It has been stated and re-stated almost to the point of tiresomeness, but it’s true nevertheless: the pharmaceutical industry is facing some tough times. The difference this time, though, is that the current challenges many times fall outside the experience and purview of pharmaceutical companies‘ top management. So companies are, more and more, turning to pharmaceutical consulting to take advantage of the expertise they don’t have in-house to turn the challenges into opportunities.
Special conditions and requirements have always obtained in this industry, but now that peculiarity is even more pronounced. Here’s just a sampling of today’s tough issues:
Sweeping healthcare reforms, unstable economic conditions, and growing globalization call for radical adjustments in business models because stakeholders’ roles are being dramatically altered.
Ever evolving and more onerous regulatory requirements necessitate an adaptability never seen before in the industry.
Product pricing has to be able to cover the costs of essential investments (in R&D, for example), but, increasingly, pricing has to be justified on several fronts.
There exists a tension between the need for improved access to quality healthcare and the urgency to contain the costs of that healthcare.
These special problems call for special solutions, and pharmaceutical consulting is a way for companies to discover and implement those solutions-a prescription for a return to competitive health.
The US pharmaceuticals market, for example-which far exceeds $300 billion annually and is the largest market worldwide-has reached a point where it is at especially high risk, owing chiefly to the cost cutting expected to follow on the heels of the healthcare reforms. And, as a result, industry analysts look for mid- and long-term profits to decline. Further impacting competitiveness and profitability are the increasing bureaucratic entanglements involved in the drug-registration process and the burgeoning burden of regulatory compliance. Consequently, more companies are leaning more heavily on pharmaceutical consulting.
One area in which pharmaceutical consultants are beginning to play a key role is that of cost cutting. Now, that doesn’t mean indiscriminately laying about with the cost-cutting club and doing things like eliminating needed personnel. It means, rather, cutting costs by improving efficiency and reducing waste, usually through implementing lean manufacturing solutions. The greatest potential, however, for effective cost-cutting efforts may lie in marketing and sales, areas that have historically taken a backseat to more spotlighted activities like R&D.

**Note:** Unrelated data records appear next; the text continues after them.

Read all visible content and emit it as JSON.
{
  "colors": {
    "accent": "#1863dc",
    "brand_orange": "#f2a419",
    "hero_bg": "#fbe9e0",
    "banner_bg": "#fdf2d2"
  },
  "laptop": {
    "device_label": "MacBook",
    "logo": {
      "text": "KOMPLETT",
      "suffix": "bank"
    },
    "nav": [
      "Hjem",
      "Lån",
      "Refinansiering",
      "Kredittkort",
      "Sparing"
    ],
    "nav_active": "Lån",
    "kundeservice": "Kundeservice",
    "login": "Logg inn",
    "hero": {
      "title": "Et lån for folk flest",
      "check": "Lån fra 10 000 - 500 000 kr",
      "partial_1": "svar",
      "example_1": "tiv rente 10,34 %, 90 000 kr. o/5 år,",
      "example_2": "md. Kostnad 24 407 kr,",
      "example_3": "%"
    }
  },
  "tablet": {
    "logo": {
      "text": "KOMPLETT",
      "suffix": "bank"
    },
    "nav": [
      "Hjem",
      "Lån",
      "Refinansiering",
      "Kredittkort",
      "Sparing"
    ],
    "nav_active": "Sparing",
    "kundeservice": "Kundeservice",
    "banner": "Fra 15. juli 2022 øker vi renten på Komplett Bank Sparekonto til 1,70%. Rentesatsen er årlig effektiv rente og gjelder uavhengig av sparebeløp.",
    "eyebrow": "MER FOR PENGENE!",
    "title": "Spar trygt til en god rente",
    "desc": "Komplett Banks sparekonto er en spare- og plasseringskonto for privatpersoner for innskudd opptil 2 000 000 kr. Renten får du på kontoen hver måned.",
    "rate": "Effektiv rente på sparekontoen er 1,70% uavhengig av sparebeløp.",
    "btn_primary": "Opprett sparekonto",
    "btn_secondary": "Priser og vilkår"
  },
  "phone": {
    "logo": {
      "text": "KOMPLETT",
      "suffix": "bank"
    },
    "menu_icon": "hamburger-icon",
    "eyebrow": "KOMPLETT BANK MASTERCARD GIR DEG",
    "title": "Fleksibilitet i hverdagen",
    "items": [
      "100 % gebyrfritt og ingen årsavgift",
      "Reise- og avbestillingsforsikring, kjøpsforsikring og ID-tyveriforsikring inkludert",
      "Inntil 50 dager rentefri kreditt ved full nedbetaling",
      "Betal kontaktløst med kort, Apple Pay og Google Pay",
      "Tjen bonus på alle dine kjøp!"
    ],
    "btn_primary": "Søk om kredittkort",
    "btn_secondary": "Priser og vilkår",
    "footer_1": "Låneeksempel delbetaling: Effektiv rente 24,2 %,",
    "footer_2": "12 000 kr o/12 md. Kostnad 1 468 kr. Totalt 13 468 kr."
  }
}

Pharmaceutical consultants will begin prove their value even more as companies move into the relatively new territory (with many pitfalls to be skirted) of rethinking business models and outsourcing innovation. The traditional, rigid business model, especially with respect to marketing and sales, may be moribund, and so a new model with new decision-making structures is needed. As for outsourcing, it may in fact be the most cost-efficient way to handle some R&D innovation functions. But it also brings with it complex management issues and greater regulatory complications and dangers.
So, yes, tough times lie ahead, but pharmaceutical consulting may be the means to convert tough challenges into exploitable opportunities.